• WHAT THE EXERCISE ASKS: Each record has to be returned exactly as it appears.

**** INFORMATION PROVIDED ****

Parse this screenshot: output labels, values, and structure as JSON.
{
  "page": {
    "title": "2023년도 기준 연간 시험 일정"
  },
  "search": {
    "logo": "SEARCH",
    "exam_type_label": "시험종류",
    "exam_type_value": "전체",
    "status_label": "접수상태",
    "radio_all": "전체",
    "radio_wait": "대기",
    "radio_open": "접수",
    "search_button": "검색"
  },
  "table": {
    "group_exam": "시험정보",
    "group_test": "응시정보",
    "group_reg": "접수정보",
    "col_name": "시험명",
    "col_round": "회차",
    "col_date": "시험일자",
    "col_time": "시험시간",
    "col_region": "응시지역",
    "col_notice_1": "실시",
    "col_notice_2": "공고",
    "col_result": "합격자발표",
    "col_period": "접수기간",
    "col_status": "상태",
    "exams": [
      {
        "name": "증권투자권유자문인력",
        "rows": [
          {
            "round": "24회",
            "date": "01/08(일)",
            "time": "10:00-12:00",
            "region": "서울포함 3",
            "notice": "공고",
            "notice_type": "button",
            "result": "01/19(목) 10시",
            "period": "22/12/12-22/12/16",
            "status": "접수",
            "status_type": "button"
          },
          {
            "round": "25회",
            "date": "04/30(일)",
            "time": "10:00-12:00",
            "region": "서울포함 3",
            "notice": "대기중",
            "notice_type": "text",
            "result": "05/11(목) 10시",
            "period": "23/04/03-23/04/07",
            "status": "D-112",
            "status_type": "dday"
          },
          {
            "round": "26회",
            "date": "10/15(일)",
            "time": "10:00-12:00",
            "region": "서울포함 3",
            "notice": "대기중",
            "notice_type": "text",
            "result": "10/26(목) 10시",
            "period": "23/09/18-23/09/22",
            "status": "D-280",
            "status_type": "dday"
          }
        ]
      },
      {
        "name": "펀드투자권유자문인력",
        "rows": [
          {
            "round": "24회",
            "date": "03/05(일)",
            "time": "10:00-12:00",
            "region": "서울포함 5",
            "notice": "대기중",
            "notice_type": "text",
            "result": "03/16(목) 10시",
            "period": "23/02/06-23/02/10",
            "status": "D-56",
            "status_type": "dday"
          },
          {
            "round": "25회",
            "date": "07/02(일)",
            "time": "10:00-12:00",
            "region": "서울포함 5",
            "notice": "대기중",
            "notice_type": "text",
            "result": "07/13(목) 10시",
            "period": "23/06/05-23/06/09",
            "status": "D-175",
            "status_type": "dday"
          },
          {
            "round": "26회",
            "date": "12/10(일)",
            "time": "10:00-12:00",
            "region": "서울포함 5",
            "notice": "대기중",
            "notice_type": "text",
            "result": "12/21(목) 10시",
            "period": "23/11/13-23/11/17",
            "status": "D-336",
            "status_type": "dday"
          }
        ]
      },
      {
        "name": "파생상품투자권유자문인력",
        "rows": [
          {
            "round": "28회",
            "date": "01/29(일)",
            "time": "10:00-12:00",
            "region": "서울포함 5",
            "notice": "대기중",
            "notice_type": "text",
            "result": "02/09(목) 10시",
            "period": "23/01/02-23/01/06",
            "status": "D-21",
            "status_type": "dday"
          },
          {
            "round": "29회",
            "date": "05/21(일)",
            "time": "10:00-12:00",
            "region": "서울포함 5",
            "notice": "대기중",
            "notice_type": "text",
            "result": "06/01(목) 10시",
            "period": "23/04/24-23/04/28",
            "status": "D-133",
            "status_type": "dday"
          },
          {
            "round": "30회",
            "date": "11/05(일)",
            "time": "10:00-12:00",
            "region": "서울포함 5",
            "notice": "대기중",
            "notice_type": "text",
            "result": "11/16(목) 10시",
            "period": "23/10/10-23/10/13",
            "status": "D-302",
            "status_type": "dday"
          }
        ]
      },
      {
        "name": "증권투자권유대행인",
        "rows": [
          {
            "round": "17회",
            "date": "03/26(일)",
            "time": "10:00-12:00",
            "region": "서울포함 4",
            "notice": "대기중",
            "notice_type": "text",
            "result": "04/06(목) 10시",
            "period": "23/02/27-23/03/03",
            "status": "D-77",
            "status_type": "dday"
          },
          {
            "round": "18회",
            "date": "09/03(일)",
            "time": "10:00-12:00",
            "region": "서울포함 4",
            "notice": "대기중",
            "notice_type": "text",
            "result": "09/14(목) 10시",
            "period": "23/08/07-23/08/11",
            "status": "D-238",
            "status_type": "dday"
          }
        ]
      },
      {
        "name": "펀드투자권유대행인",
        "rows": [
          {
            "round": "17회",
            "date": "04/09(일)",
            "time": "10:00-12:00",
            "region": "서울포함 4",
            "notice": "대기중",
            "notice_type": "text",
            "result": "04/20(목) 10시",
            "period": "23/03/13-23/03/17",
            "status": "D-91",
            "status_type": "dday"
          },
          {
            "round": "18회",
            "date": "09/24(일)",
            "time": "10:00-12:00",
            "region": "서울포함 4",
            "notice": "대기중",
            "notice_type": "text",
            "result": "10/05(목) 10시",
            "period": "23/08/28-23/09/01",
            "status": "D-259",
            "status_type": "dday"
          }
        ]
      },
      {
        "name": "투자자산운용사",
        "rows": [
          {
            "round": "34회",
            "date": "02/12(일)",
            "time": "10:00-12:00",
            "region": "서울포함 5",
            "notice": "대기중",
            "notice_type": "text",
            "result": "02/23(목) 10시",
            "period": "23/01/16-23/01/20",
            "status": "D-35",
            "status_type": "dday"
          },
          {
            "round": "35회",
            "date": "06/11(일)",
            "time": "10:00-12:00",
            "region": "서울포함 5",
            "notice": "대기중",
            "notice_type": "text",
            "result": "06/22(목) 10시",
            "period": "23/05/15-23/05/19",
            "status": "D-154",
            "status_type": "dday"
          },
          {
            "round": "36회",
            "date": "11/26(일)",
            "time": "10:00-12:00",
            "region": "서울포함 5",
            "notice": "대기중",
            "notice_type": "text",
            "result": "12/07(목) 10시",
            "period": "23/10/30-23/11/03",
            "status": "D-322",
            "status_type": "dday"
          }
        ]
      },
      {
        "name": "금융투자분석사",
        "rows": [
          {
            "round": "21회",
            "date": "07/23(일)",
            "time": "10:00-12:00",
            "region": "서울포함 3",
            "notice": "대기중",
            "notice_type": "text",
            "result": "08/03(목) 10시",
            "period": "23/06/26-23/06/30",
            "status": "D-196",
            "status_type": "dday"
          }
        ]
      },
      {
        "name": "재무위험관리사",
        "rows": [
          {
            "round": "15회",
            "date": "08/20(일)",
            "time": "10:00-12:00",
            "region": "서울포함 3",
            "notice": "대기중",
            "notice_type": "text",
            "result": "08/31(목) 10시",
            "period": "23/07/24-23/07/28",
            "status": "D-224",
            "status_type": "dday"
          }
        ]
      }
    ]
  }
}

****

• RESPONSE:
Parse this screenshot: output labels, values, and structure as JSON.
{
  "page": {
    "title": "2023년도 기준 연간 시험 일정"
  },
  "search": {
    "logo": "SEARCH",
    "exam_type_label": "시험종류",
    "exam_type_value": "전체",
    "status_label": "접수상태",
    "radio_all": "전체",
    "radio_wait": "대기",
    "radio_open": "접수",
    "search_button": "검색"
  },
  "table": {
    "group_exam": "시험정보",
    "group_test": "응시정보",
    "group_reg": "접수정보",
    "col_name": "시험명",
    "col_round": "회차",
    "col_date": "시험일자",
    "col_time": "시험시간",
    "col_region": "응시지역",
    "col_notice_1": "실시",
    "col_notice_2": "공고",
    "col_result": "합격자발표",
    "col_period": "접수기간",
    "col_status": "상태",
    "exams": [
      {
        "name": "증권투자권유자문인력",
        "rows": [
          {
            "round": "24회",
            "date": "01/08(일)",
            "time": "10:00-12:00",
            "region": "서울포함 3",
            "notice": "공고",
            "notice_type": "button",
            "result": "01/19(목) 10시",
            "period": "22/12/12-22/12/16",
            "status": "접수",
            "status_type": "button"
          },
          {
            "round": "25회",
            "date": "04/30(일)",
            "time": "10:00-12:00",
            "region": "서울포함 3",
            "notice": "대기중",
            "notice_type": "text",
            "result": "05/11(목) 10시",
            "period": "23/04/03-23/04/07",
            "status": "D-112",
            "status_type": "dday"
          },
          {
            "round": "26회",
            "date": "10/15(일)",
            "time": "10:00-12:00",
            "region": "서울포함 3",
            "notice": "대기중",
            "notice_type": "text",
            "result": "10/26(목) 10시",
            "period": "23/09/18-23/09/22",
            "status": "D-280",
            "status_type": "dday"
          }
        ]
      },
      {
        "name": "펀드투자권유자문인력",
        "rows": [
          {
            "round": "24회",
            "date": "03/05(일)",
            "time": "10:00-12:00",
            "region": "서울포함 5",
            "notice": "대기중",
            "notice_type": "text",
            "result": "03/16(목) 10시",
            "period": "23/02/06-23/02/10",
            "status": "D-56",
            "status_type": "dday"
          },
          {
            "round": "25회",
            "date": "07/02(일)",
            "time": "10:00-12:00",
            "region": "서울포함 5",
            "notice": "대기중",
            "notice_type": "text",
            "result": "07/13(목) 10시",
            "period": "23/06/05-23/06/09",
            "status": "D-175",
            "status_type": "dday"
          },
          {
            "round": "26회",
            "date": "12/10(일)",
            "time": "10:00-12:00",
            "region": "서울포함 5",
            "notice": "대기중",
            "notice_type": "text",
            "result": "12/21(목) 10시",
            "period": "23/11/13-23/11/17",
            "status": "D-336",
            "status_type": "dday"
          }
        ]
      },
      {
        "name": "파생상품투자권유자문인력",
        "rows": [
          {
            "round": "28회",
            "date": "01/29(일)",
            "time": "10:00-12:00",
            "region": "서울포함 5",
            "notice": "대기중",
            "notice_type": "text",
            "result": "02/09(목) 10시",
            "period": "23/01/02-23/01/06",
            "status": "D-21",
            "status_type": "dday"
          },
          {
            "round": "29회",
            "date": "05/21(일)",
            "time": "10:00-12:00",
            "region": "서울포함 5",
            "notice": "대기중",
            "notice_type": "text",
            "result": "06/01(목) 10시",
            "period": "23/04/24-23/04/28",
            "status": "D-133",
            "status_type": "dday"
          },
          {
            "round": "30회",
            "date": "11/05(일)",
            "time": "10:00-12:00",
            "region": "서울포함 5",
            "notice": "대기중",
            "notice_type": "text",
            "result": "11/16(목) 10시",
            "period": "23/10/10-23/10/13",
            "status": "D-302",
            "status_type": "dday"
          }
        ]
      },
      {
        "name": "증권투자권유대행인",
        "rows": [
          {
            "round": "17회",
            "date": "03/26(일)",
            "time": "10:00-12:00",
            "region": "서울포함 4",
            "notice": "대기중",
            "notice_type": "text",
            "result": "04/06(목) 10시",
            "period": "23/02/27-23/03/03",
            "status": "D-77",
            "status_type": "dday"
          },
          {
            "round": "18회",
            "date": "09/03(일)",
            "time": "10:00-12:00",
            "region": "서울포함 4",
            "notice": "대기중",
            "notice_type": "text",
            "result": "09/14(목) 10시",
            "period": "23/08/07-23/08/11",
            "status": "D-238",
            "status_type": "dday"
          }
        ]
      },
      {
        "name": "펀드투자권유대행인",
        "rows": [
          {
            "round": "17회",
            "date": "04/09(일)",
            "time": "10:00-12:00",
            "region": "서울포함 4",
            "notice": "대기중",
            "notice_type": "text",
            "result": "04/20(목) 10시",
            "period": "23/03/13-23/03/17",
            "status": "D-91",
            "status_type": "dday"
          },
          {
            "round": "18회",
            "date": "09/24(일)",
            "time": "10:00-12:00",
            "region": "서울포함 4",
            "notice": "대기중",
            "notice_type": "text",
            "result": "10/05(목) 10시",
            "period": "23/08/28-23/09/01",
            "status": "D-259",
            "status_type": "dday"
          }
        ]
      },
      {
        "name": "투자자산운용사",
        "rows": [
          {
            "round": "34회",
            "date": "02/12(일)",
            "time": "10:00-12:00",
            "region": "서울포함 5",
            "notice": "대기중",
            "notice_type": "text",
            "result": "02/23(목) 10시",
            "period": "23/01/16-23/01/20",
            "status": "D-35",
            "status_type": "dday"
          },
          {
            "round": "35회",
            "date": "06/11(일)",
            "time": "10:00-12:00",
            "region": "서울포함 5",
            "notice": "대기중",
            "notice_type": "text",
            "result": "06/22(목) 10시",
            "period": "23/05/15-23/05/19",
            "status": "D-154",
            "status_type": "dday"
          },
          {
            "round": "36회",
            "date": "11/26(일)",
            "time": "10:00-12:00",
            "region": "서울포함 5",
            "notice": "대기중",
            "notice_type": "text",
            "result": "12/07(목) 10시",
            "period": "23/10/30-23/11/03",
            "status": "D-322",
            "status_type": "dday"
          }
        ]
      },
      {
        "name": "금융투자분석사",
        "rows": [
          {
            "round": "21회",
            "date": "07/23(일)",
            "time": "10:00-12:00",
            "region": "서울포함 3",
            "notice": "대기중",
            "notice_type": "text",
            "result": "08/03(목) 10시",
            "period": "23/06/26-23/06/30",
            "status": "D-196",
            "status_type": "dday"
          }
        ]
      },
      {
        "name": "재무위험관리사",
        "rows": [
          {
            "round": "15회",
            "date": "08/20(일)",
            "time": "10:00-12:00",
            "region": "서울포함 3",
            "notice": "대기중",
            "notice_type": "text",
            "result": "08/31(목) 10시",
            "period": "23/07/24-23/07/28",
            "status": "D-224",
            "status_type": "dday"
          }
        ]
      }
    ]
  }
}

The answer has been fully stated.